▶ WORK TO BE COMPLETED:
Among the lines of the data below, count those that hold the word "description". Answer with the number alone.

▶ INPUT RECORDS:
# # # # #

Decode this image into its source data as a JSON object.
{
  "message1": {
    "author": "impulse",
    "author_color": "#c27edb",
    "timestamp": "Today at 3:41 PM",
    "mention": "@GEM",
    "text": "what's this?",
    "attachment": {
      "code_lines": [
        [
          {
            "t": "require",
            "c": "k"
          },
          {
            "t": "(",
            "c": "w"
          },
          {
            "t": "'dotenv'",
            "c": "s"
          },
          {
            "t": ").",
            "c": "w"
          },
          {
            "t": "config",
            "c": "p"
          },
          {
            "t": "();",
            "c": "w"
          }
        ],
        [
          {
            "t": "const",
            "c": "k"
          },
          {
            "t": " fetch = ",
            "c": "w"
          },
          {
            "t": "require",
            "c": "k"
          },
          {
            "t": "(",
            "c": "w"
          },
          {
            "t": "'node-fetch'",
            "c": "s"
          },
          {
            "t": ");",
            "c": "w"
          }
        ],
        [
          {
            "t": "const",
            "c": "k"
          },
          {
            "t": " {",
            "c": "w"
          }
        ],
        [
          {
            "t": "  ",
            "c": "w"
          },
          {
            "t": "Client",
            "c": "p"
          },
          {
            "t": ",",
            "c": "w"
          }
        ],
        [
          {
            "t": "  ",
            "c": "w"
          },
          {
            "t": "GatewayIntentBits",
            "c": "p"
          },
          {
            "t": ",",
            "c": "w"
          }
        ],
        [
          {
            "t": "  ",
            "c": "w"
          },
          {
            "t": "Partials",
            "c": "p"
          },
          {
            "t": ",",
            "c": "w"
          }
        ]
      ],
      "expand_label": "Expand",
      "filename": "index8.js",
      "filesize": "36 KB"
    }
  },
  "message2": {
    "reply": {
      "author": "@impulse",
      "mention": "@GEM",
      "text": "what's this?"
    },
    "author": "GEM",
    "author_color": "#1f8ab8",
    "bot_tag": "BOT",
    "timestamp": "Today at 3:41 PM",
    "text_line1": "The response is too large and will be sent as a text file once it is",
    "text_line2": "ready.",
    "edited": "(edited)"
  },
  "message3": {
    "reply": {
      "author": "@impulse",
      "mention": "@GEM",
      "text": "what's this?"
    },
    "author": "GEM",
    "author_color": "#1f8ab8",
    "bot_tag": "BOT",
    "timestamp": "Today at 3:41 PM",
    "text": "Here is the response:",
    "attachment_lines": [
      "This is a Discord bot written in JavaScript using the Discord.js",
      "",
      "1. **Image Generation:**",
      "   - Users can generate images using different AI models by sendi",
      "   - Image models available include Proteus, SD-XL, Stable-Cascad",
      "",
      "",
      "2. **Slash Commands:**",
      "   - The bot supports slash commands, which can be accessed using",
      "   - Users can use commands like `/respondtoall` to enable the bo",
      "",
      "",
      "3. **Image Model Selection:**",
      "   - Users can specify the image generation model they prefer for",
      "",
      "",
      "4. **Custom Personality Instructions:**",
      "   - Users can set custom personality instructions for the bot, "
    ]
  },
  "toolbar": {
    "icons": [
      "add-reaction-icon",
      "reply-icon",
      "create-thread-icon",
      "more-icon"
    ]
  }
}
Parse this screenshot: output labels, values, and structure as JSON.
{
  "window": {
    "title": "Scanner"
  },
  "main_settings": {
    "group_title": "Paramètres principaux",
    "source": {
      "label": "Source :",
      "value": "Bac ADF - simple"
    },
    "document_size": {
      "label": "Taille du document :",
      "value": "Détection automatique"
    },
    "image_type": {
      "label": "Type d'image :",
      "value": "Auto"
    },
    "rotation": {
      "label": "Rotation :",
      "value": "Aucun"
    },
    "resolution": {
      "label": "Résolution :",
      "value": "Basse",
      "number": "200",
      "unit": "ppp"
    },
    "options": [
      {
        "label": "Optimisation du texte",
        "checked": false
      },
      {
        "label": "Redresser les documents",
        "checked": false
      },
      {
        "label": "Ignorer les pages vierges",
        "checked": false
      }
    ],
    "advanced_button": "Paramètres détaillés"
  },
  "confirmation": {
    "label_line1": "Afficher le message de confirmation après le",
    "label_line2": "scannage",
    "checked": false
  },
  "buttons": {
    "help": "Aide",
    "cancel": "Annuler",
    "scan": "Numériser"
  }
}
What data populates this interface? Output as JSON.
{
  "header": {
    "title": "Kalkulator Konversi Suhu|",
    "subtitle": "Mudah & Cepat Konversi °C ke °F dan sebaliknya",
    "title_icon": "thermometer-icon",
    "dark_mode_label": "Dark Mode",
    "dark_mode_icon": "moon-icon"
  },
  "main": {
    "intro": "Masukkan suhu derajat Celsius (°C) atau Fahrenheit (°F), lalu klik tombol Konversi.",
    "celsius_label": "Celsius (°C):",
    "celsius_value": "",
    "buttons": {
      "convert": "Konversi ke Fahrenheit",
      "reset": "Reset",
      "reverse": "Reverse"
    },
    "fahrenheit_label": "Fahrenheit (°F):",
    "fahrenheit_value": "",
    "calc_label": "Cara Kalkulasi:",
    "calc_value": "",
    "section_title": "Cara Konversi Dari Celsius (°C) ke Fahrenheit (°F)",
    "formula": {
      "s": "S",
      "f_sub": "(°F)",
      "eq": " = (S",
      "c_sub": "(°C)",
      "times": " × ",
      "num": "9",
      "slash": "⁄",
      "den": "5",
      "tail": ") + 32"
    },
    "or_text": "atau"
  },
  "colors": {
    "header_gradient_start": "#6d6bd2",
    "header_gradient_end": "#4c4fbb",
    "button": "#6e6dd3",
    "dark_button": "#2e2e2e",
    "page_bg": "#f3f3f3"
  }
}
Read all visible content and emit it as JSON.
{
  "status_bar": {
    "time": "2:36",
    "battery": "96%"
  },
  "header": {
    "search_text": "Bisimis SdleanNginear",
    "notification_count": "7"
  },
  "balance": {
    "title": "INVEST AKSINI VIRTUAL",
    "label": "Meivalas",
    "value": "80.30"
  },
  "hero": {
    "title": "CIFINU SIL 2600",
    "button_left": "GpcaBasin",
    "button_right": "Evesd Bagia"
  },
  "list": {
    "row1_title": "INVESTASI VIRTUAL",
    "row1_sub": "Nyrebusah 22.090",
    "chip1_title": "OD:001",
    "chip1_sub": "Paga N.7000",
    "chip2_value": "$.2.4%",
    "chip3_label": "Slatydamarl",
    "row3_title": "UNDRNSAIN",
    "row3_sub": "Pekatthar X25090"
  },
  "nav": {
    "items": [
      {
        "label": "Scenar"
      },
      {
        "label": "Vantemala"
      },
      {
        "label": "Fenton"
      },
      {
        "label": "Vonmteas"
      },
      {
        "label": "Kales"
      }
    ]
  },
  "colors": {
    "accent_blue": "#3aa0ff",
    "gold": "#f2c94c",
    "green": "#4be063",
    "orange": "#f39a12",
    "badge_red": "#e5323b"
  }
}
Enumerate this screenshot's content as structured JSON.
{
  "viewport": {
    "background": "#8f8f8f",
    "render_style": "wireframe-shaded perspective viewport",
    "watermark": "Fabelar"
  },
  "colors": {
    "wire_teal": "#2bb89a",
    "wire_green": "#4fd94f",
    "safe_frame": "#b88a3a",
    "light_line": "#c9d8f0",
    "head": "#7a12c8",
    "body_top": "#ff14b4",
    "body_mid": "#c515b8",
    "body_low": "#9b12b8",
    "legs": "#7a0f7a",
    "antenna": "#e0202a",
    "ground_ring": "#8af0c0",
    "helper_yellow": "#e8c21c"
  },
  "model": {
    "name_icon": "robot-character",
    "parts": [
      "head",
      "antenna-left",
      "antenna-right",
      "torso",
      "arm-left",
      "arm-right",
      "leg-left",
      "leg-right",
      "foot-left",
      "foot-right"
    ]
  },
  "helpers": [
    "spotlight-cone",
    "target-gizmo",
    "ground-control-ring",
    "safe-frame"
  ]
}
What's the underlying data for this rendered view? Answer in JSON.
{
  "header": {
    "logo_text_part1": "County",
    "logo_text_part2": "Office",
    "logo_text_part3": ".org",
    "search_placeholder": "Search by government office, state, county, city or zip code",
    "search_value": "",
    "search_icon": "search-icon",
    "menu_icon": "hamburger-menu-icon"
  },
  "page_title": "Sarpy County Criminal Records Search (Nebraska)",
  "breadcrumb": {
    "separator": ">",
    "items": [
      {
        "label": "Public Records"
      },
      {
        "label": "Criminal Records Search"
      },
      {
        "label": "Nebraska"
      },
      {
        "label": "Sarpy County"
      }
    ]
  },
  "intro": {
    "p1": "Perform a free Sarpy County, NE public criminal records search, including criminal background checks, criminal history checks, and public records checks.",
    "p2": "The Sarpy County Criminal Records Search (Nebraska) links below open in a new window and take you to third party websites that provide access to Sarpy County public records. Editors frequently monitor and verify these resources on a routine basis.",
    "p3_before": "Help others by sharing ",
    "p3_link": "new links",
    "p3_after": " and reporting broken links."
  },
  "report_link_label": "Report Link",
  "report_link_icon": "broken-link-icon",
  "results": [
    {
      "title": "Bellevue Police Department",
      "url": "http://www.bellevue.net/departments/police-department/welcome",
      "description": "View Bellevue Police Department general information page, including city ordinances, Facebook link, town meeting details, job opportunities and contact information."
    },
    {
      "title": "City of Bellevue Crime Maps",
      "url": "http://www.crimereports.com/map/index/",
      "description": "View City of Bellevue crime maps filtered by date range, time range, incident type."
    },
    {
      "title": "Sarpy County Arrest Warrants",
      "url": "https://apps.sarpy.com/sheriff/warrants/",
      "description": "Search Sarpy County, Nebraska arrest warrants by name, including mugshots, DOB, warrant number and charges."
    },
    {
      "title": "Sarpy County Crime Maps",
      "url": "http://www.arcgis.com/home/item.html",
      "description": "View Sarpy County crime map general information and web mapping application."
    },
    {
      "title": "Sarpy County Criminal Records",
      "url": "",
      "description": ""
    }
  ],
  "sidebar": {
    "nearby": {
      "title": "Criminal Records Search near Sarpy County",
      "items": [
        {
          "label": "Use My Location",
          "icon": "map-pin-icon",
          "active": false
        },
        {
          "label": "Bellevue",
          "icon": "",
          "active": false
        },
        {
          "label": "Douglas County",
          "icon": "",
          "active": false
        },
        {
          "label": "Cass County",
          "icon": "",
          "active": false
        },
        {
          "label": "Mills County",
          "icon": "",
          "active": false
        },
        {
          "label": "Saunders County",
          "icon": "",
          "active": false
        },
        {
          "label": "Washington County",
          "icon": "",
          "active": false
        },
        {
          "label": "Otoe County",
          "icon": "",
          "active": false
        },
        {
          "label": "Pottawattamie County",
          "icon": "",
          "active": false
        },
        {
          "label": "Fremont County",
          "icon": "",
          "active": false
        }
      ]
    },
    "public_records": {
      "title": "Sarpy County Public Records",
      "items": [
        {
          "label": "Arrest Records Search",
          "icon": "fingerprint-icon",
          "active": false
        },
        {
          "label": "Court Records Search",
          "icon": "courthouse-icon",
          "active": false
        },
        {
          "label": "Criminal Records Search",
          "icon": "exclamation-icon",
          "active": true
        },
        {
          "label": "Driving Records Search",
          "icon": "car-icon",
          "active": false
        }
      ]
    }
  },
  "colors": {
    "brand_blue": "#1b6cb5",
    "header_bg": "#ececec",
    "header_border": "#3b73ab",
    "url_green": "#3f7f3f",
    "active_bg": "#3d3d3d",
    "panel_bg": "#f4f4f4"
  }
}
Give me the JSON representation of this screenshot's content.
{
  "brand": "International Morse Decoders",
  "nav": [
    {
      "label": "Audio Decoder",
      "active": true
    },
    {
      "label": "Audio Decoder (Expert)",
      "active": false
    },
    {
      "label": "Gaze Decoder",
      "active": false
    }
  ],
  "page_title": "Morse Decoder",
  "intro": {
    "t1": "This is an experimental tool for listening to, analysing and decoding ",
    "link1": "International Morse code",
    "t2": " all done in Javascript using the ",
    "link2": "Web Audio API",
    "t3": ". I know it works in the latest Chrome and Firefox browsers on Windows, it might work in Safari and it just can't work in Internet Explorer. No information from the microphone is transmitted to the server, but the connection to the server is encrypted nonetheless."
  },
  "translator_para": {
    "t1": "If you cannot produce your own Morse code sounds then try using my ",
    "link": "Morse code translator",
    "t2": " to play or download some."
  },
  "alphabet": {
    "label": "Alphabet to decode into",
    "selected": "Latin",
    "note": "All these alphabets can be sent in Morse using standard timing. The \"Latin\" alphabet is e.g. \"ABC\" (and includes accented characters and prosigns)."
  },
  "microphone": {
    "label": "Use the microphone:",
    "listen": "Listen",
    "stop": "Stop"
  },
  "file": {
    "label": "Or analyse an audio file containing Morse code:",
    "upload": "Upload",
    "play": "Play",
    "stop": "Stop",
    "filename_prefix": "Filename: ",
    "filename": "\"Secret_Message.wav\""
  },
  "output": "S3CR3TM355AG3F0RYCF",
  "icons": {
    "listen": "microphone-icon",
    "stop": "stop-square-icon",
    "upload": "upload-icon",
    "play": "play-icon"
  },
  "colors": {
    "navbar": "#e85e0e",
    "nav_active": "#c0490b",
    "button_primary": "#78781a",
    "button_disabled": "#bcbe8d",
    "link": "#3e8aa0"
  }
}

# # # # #

▶ REPLY TO THE TASK:
5